What Is a Ghost Note?
In Drumming terms, it’s quite simply a De-emphasized, often near silent beat. These notes are played very softly between the “main notes” (off the beat, on the sixteenth notes) most often on the Snare drum.
While Ghost Notes can be played on any drum or cymbal, by its definition as a subtle pattern to add more depth, it’s commonly used on the snare giving the groove or phrase more of a feel than a sound.
Playing Ghost notes can add flavour to a simple beat, throwing in some complexities to enhance the sound, it’s therefore necessary to make sure that the volume of a Ghost note is played much quieter than a regular note; hence the name Ghost Note.
They can be recognised on a chart as by having brackets ( ) around the note, as in the main image, sometimes also seen as a smaller note – half-size – in a bar. Practicing Ghost notes can be challenging, its important to remember that these are notes played in between notes but also simultaneously. For example, as a right-handed drummer, the left hand will play on beats 2 and 4 while the right hand counts 1&2&3&4&. The Ghost note can then be played with the left hand, more often, and in any combination as 16th notes – on the “e” and “a”etc, or as desired. The left hand therefore plays both the loud accented notes as well as the unaccented notes (Ghost notes). To be able to play both loud and quiet notes with one hand takes some time to master, so starting slow and being patient is imperative.
They are very effective, can be very creative and can make your own grooves fuller.

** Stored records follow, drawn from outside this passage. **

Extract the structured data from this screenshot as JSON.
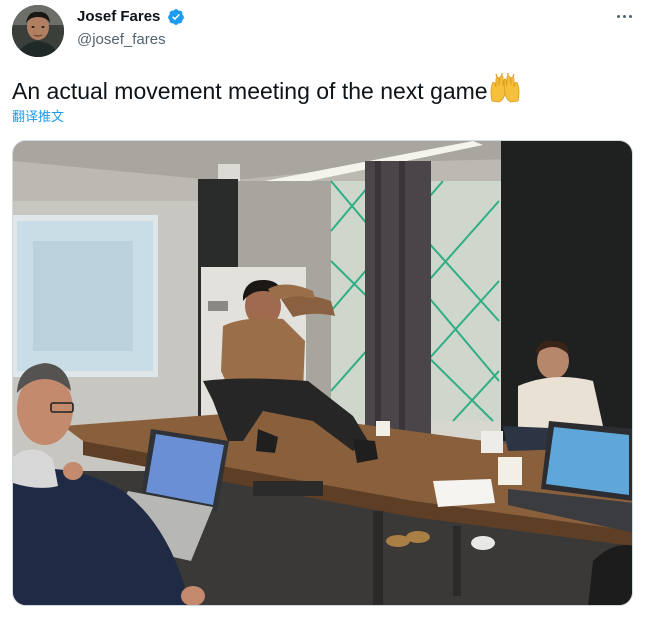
{
  "author": {
    "name": "Josef Fares",
    "handle": "@josef_fares",
    "verified": true,
    "verified_color": "#1d9bf0"
  },
  "menu": {
    "icon": "more-horizontal-icon"
  },
  "tweet": {
    "text": "An actual movement meeting of the next game",
    "emoji": "raising-hands-emoji"
  },
  "translate_label": "翻译推文",
  "media": {
    "alt": "photo"
  },
  "colors": {
    "text": "#0f1419",
    "secondary": "#536471",
    "link": "#1d9bf0",
    "border": "#cfd9de"
  }
}
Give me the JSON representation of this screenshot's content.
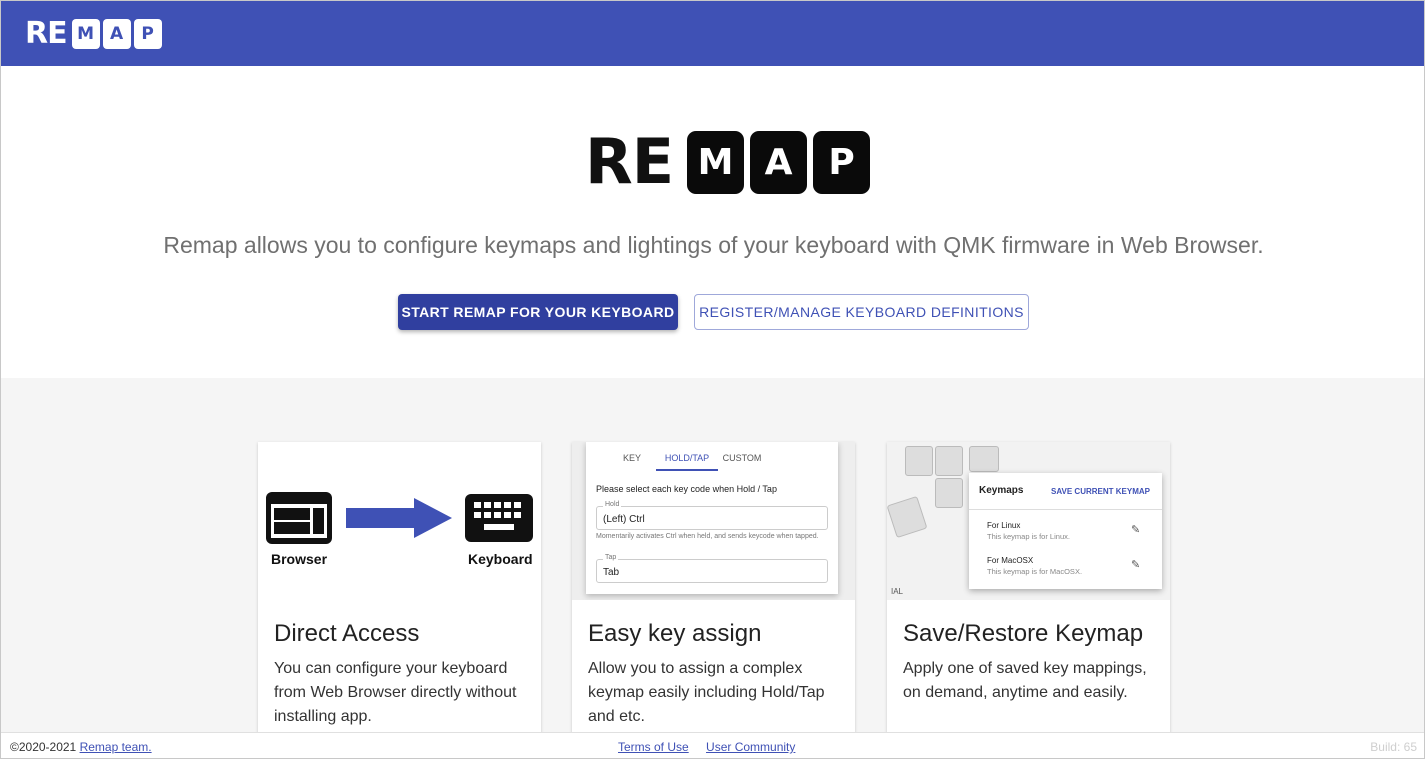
{
  "header": {
    "logo": {
      "text": "RE",
      "tiles": [
        "M",
        "A",
        "P"
      ]
    }
  },
  "hero": {
    "logo": {
      "text": "RE",
      "tiles": [
        "M",
        "A",
        "P"
      ]
    },
    "tagline": "Remap allows you to configure keymaps and lightings of your keyboard with QMK firmware in Web Browser.",
    "start_button": "START REMAP FOR YOUR KEYBOARD",
    "register_button": "REGISTER/MANAGE KEYBOARD DEFINITIONS"
  },
  "features": [
    {
      "title": "Direct Access",
      "description": "You can configure your keyboard from Web Browser directly without installing app.",
      "media": {
        "left_label": "Browser",
        "right_label": "Keyboard"
      }
    },
    {
      "title": "Easy key assign",
      "description": "Allow you to assign a complex keymap easily including Hold/Tap and etc.",
      "media": {
        "tabs": [
          "KEY",
          "HOLD/TAP",
          "CUSTOM"
        ],
        "hint": "Please select each key code when Hold / Tap",
        "hold_label": "Hold",
        "hold_value": "(Left) Ctrl",
        "hold_help": "Momentarily activates Ctrl when held, and sends keycode when tapped.",
        "tap_label": "Tap",
        "tap_value": "Tab"
      }
    },
    {
      "title": "Save/Restore Keymap",
      "description": "Apply one of saved key mappings, on demand, anytime and easily.",
      "media": {
        "panel_title": "Keymaps",
        "save_label": "SAVE CURRENT KEYMAP",
        "items": [
          {
            "name": "For Linux",
            "note": "This keymap is for Linux."
          },
          {
            "name": "For MacOSX",
            "note": "This keymap is for MacOSX."
          }
        ],
        "key_fragment": "IAL"
      }
    }
  ],
  "footer": {
    "copyright": "©2020-2021",
    "team_link": "Remap team.",
    "terms_link": "Terms of Use",
    "community_link": "User Community",
    "build": "Build: 65"
  },
  "colors": {
    "primary": "#3f51b5",
    "primary_dark": "#303f9f",
    "section_bg": "#f5f5f5"
  }
}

With control they can become so subtle, which would be the ultimate aim, that they are almost undetectable – they are the Ghosts in the middle of the drum beat.
So, with admiration of something so simple, yet something that adds such variety, it’s no coincidence that the humble Ghost Note is at the top of our list.
We love it so much that we named our Drum school after it!
Happy practicing 🙂